Helton suggests trying other phrases such as, ‘hope your week is looking good,’ or ‘the past months may have been challenging for many businesses, but I hope your plans are going well.’ Then proceed with your main point.

“I’m sorry…”

Unless you’ve done something that warrants a sincere apology, don’t say that you’re sorry in your emails. According to Helton, things like ‘sorry for bothering you’ or ‘sorry for the inconvenience’ are pretty weak approaches.

“You’re positioning yourself as the lesser person and you can come off as cynical. You have to respect yourself and assert yourself as part of the team.” Be more confident and try something like ‘when you have the time, I’d very much appreciate your feedback on…’

“Looking forward to hearing from you.”

“This is one of the most commonly used phrases in email, be it a professional or a friendly type of email,” says James Bullard, Founder of SoundFro. “And in our business, we have to be more direct in what we want as we want our intentions to be clear. The same goes for everyone.”

Hence, Bullard suggests directly saying what you want. Instead of saying ‘looking forward to hearing from you,’ say directly what they have to do after reading your email. Say the time you are available for a call, an email response, or a meetup. This would make things easier for both parties.
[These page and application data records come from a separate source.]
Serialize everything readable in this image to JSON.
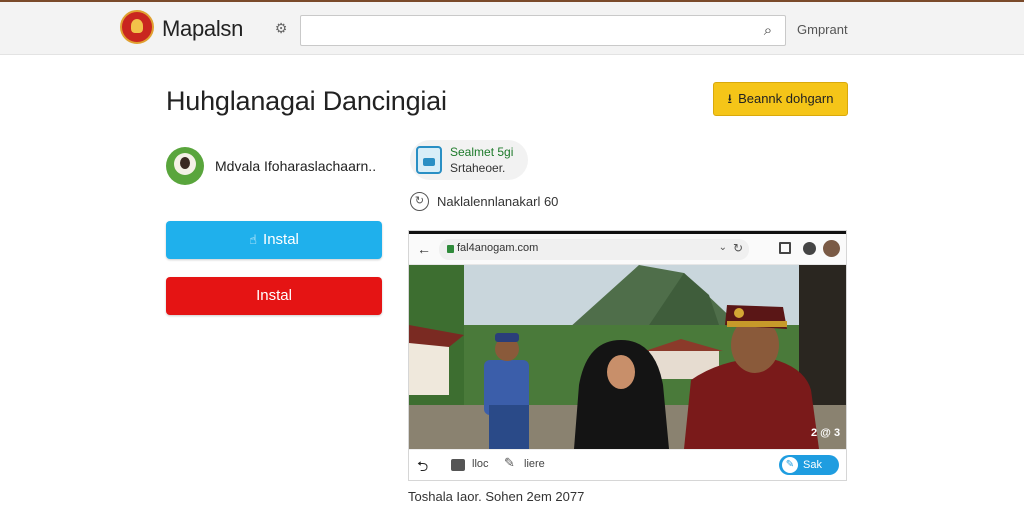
{
  "header": {
    "brand": "Mapalsn",
    "settings_icon": "gear-icon",
    "search_value": "",
    "search_icon": "search-icon",
    "link": "Gmprant"
  },
  "main": {
    "title": "Huhglanagai Dancingiai",
    "download_button": "Beannk dohgarn",
    "author": {
      "name": "Mdvala Ifoharaslachaarn..",
      "avatar_color": "#59a53c"
    },
    "install_primary": "Instal",
    "install_secondary": "Instal"
  },
  "app_card": {
    "title": "Sealmet 5gi",
    "subtitle": "Srtaheoer."
  },
  "meta": {
    "text": "Naklalennlanakarl 60"
  },
  "browser": {
    "url": "fal4anogam.com",
    "footer_label_1": "lloc",
    "footer_label_2": "liere",
    "footer_button": "Sak",
    "photo_watermark": "2 @ 3"
  },
  "caption": "Toshala Iaor. Sohen 2em 2077",
  "colors": {
    "primary_button": "#1fb0ec",
    "danger_button": "#e51414",
    "download_button": "#f5c518"
  }
}
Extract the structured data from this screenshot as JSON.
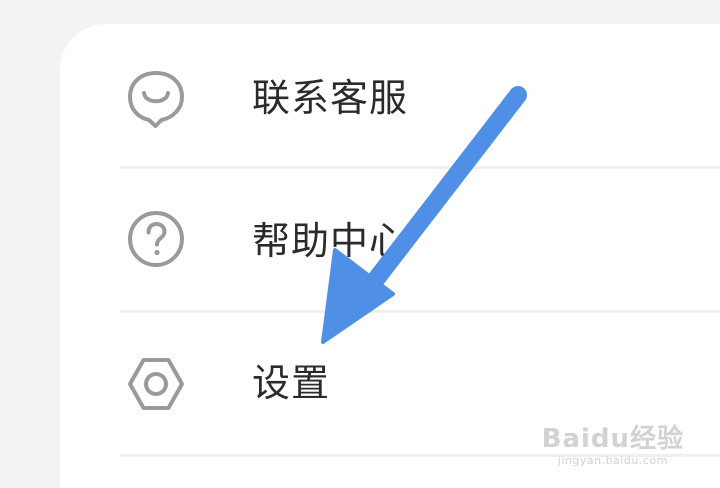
{
  "menu": {
    "items": [
      {
        "label": "联系客服",
        "icon": "customer-service-icon"
      },
      {
        "label": "帮助中心",
        "icon": "help-circle-icon"
      },
      {
        "label": "设置",
        "icon": "settings-icon"
      }
    ]
  },
  "annotation": {
    "arrow_color": "#4f8fe6"
  },
  "watermark": {
    "brand": "Baidu经验",
    "url": "jingyan.baidu.com"
  },
  "colors": {
    "background": "#f1f3f4",
    "card": "#ffffff",
    "icon_stroke": "#9a9a9a",
    "text": "#2b2b2b",
    "divider": "#efefef"
  }
}
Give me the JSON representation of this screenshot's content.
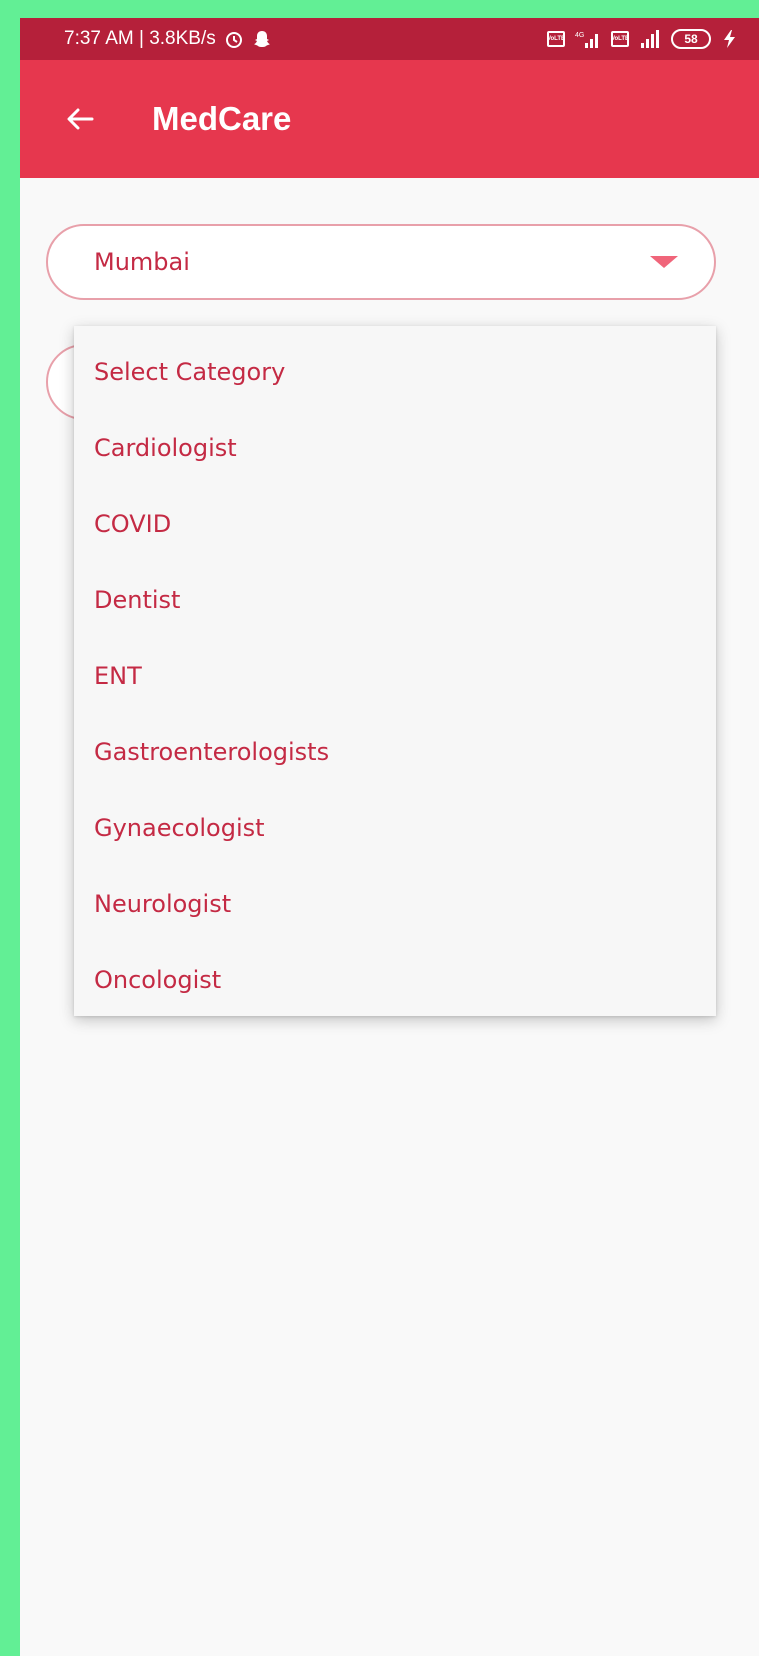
{
  "status_bar": {
    "time_speed": "7:37 AM | 3.8KB/s",
    "alarm_icon": "alarm-icon",
    "snapchat_icon": "snapchat-icon",
    "volte_label": "VoLTE",
    "network_4g": "4G",
    "battery": "58",
    "charging_icon": "charging-icon"
  },
  "app_bar": {
    "title": "MedCare",
    "back_icon": "back-arrow-icon"
  },
  "city_select": {
    "value": "Mumbai"
  },
  "category_menu": {
    "items": [
      "Select Category",
      "Cardiologist",
      "COVID",
      "Dentist",
      "ENT",
      "Gastroenterologists",
      "Gynaecologist",
      "Neurologist",
      "Oncologist"
    ]
  },
  "colors": {
    "primary": "#e6374e",
    "status_bar": "#b5203a",
    "text_accent": "#c42a44",
    "caret": "#f0657a"
  }
}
“My apologies for the late response…”

We often get late email responses and come with them is the generic phrase and if you are one of those individuals who are sending it, you might end up irritating the recipient instead of getting a kind sympathy.

“Instead of this cliche, find a way to show your appreciation,” suggests Daniel Carter, Founder of Zippy Electrics. “For instance, say something like, ‘thanks for waiting and for your patience while I rummage my bombarded inbox.’”

This won’t just resolve your issue of apologizing, but it will also aid you in appreciating the person who would receive your email.

“I feel like…”

Carrying yourself with strength and confidence in writing is something you learn over time, and for anyone willing to be self-critical enough to develop this skill, the first thing they should do, according to Rolf Bax, Chief Human Resources Officer at Resume.io, is eliminate the words ‘I feel’ from their repertoire.

“I have noticed ‘I feel’ has gradually started to replace the much more confident ‘I think’ when conveying an opinion on something, which is unfortunate, because ‘I feel’ qualifies a statement as not only highly subjective, but rooted in emotion–two things that can make you appear weak,” explains Bax.

“Would it be possible…”

According to Nina Jensen, Community Outreach Manager for 8×8, you should never use language that implies insecurity or passivity when writing emails. Phrases like ‘would it be possible…’ or ‘I hate to bother you…’ unnecessarily bloat emails with extra words and undermine the main message you’re trying to send.

“If you’re actually concerned with wasting the time of your colleagues and superiors, you should instead focus on keeping your message as concise and impactful as possible,” says Jensen. “Using stronger, shorter language means you have a higher impact on your reader with fewer words used.”